» **Interface dataset entries**

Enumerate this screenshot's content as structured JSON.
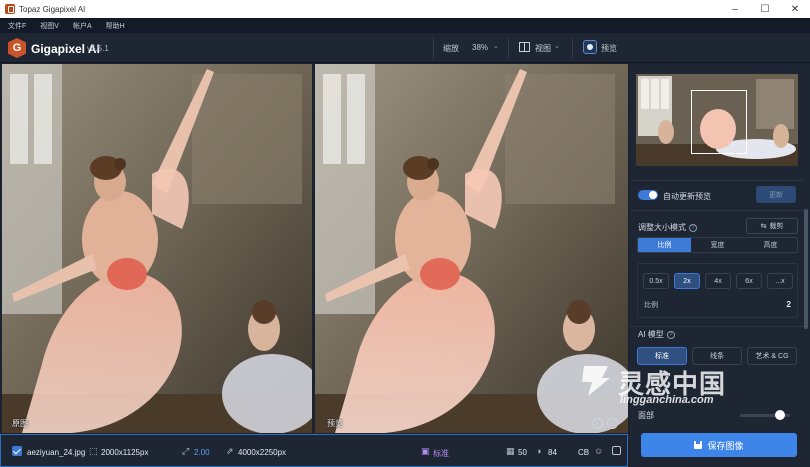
{
  "window": {
    "title": "Topaz Gigapixel AI",
    "minimize": "–",
    "maximize": "☐",
    "close": "✕"
  },
  "menu": [
    {
      "label": "文件F"
    },
    {
      "label": "视图V"
    },
    {
      "label": "帐户A"
    },
    {
      "label": "帮助H"
    }
  ],
  "toolbar": {
    "logo_letter": "G",
    "brand": "Gigapixel AI",
    "version": "v5.5.1",
    "zoom_label": "缩放",
    "zoom_value": "38%",
    "view_label": "视图",
    "preview_label": "预览",
    "chevron": "⌄"
  },
  "image": {
    "left_caption": "原图",
    "right_caption": "预览"
  },
  "statusbar": {
    "filename": "aeziyuan_24.jpg",
    "original_size": "2000x1125px",
    "scale": "2.00",
    "output_size": "4000x2250px",
    "model": "标准",
    "value_a": "50",
    "value_b": "84",
    "value_c": "CB"
  },
  "rightpanel": {
    "auto_update_label": "自动更新预览",
    "auto_update_on": true,
    "update_button": "更新",
    "resize_mode_title": "调整大小模式",
    "crop_button": "裁剪",
    "resize_tabs": [
      {
        "label": "比例",
        "active": true
      },
      {
        "label": "宽度",
        "active": false
      },
      {
        "label": "高度",
        "active": false
      }
    ],
    "scale_options": [
      {
        "label": "0.5x",
        "active": false
      },
      {
        "label": "2x",
        "active": true
      },
      {
        "label": "4x",
        "active": false
      },
      {
        "label": "6x",
        "active": false
      },
      {
        "label": "...x",
        "active": false
      }
    ],
    "scale_label": "比例",
    "scale_value": "2",
    "ai_model_title": "AI 模型",
    "model_options": [
      {
        "label": "标准",
        "active": true
      },
      {
        "label": "线条",
        "active": false
      },
      {
        "label": "艺术 & CG",
        "active": false
      }
    ],
    "face_label": "面部",
    "save_button": "保存图像"
  },
  "watermark": {
    "cn": "灵感中国",
    "en": "lingganchina.com"
  },
  "colors": {
    "accent": "#3c7ad6",
    "save": "#3d85e8",
    "bg": "#1e2634"
  }
}
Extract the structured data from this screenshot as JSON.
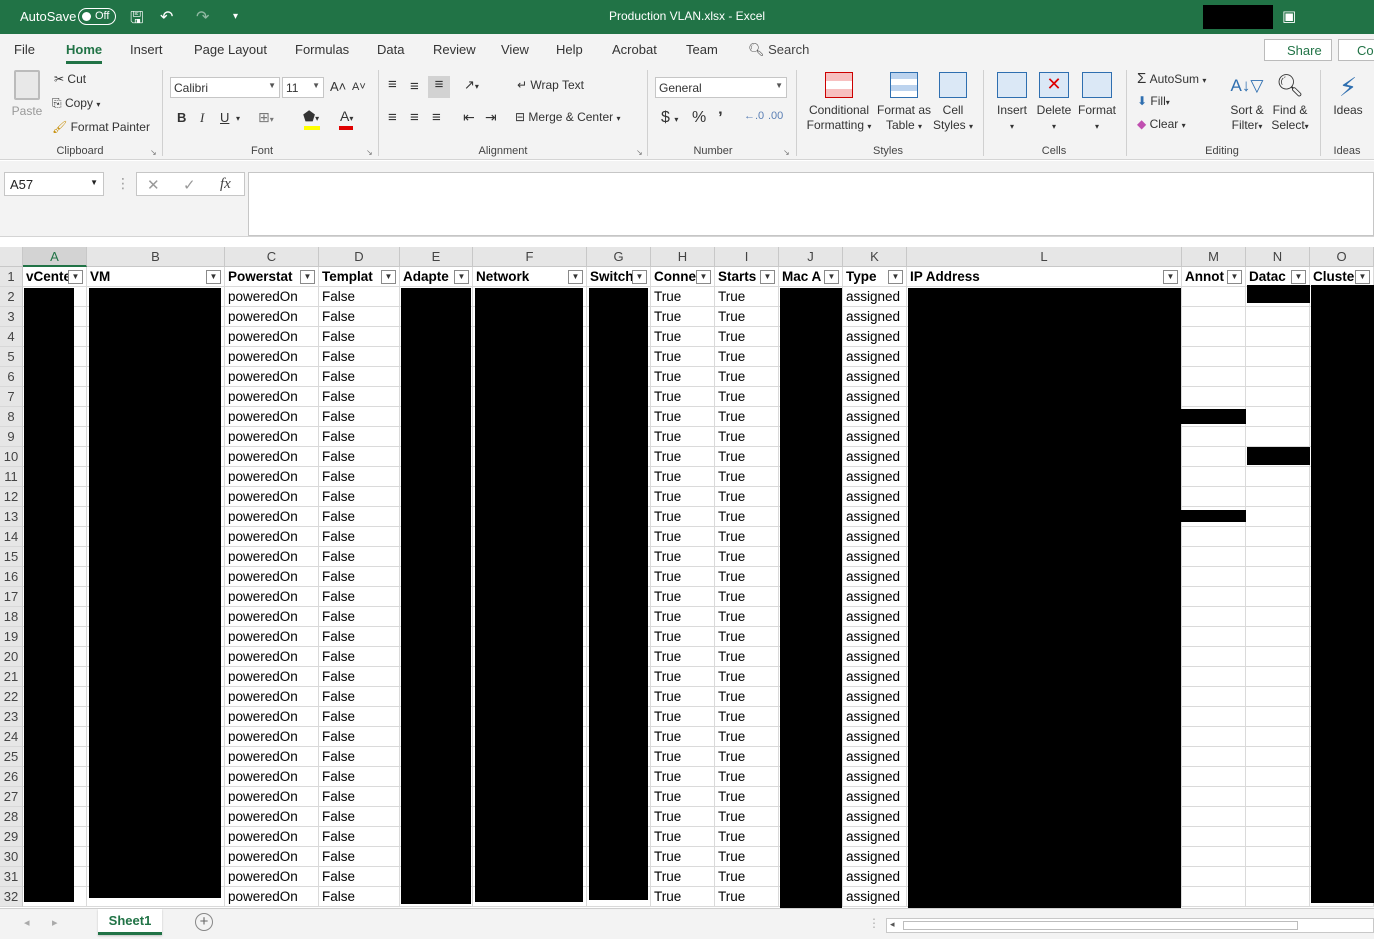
{
  "titlebar": {
    "autosave_label": "AutoSave",
    "autosave_state": "Off",
    "title": "Production VLAN.xlsx  -  Excel",
    "brand_color": "#217346"
  },
  "tabs": [
    "File",
    "Home",
    "Insert",
    "Page Layout",
    "Formulas",
    "Data",
    "Review",
    "View",
    "Help",
    "Acrobat",
    "Team"
  ],
  "active_tab": "Home",
  "search_label": "Search",
  "share_label": "Share",
  "comments_label": "Co",
  "ribbon": {
    "clipboard": {
      "label": "Clipboard",
      "paste": "Paste",
      "cut": "Cut",
      "copy": "Copy",
      "format_painter": "Format Painter"
    },
    "font": {
      "label": "Font",
      "name": "Calibri",
      "size": "11",
      "bold": "B",
      "italic": "I",
      "underline": "U"
    },
    "alignment": {
      "label": "Alignment",
      "wrap_text": "Wrap Text",
      "merge_center": "Merge & Center"
    },
    "number": {
      "label": "Number",
      "format": "General"
    },
    "styles": {
      "label": "Styles",
      "conditional": [
        "Conditional",
        "Formatting"
      ],
      "format_table": [
        "Format as",
        "Table"
      ],
      "cell_styles": [
        "Cell",
        "Styles"
      ]
    },
    "cells": {
      "label": "Cells",
      "insert": "Insert",
      "delete": "Delete",
      "format": "Format"
    },
    "editing": {
      "label": "Editing",
      "autosum": "AutoSum",
      "fill": "Fill",
      "clear": "Clear",
      "sort": [
        "Sort &",
        "Filter"
      ],
      "find": [
        "Find &",
        "Select"
      ]
    },
    "ideas": {
      "label": "Ideas",
      "button": "Ideas"
    }
  },
  "namebox": "A57",
  "columns": [
    "A",
    "B",
    "C",
    "D",
    "E",
    "F",
    "G",
    "H",
    "I",
    "J",
    "K",
    "L",
    "M",
    "N",
    "O"
  ],
  "headers": [
    "vCente",
    "VM",
    "Powerstat",
    "Templat",
    "Adapte",
    "Network",
    "Switch",
    "Conne",
    "Starts",
    "Mac A",
    "Type",
    "IP Address",
    "Annot",
    "Datac",
    "Cluste"
  ],
  "rows_count": 31,
  "row_values": {
    "C": "poweredOn",
    "D": "False",
    "H": "True",
    "I": "True",
    "K": "assigned"
  },
  "sheet_name": "Sheet1"
}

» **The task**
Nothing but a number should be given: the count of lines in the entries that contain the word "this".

» **Problem solution**
2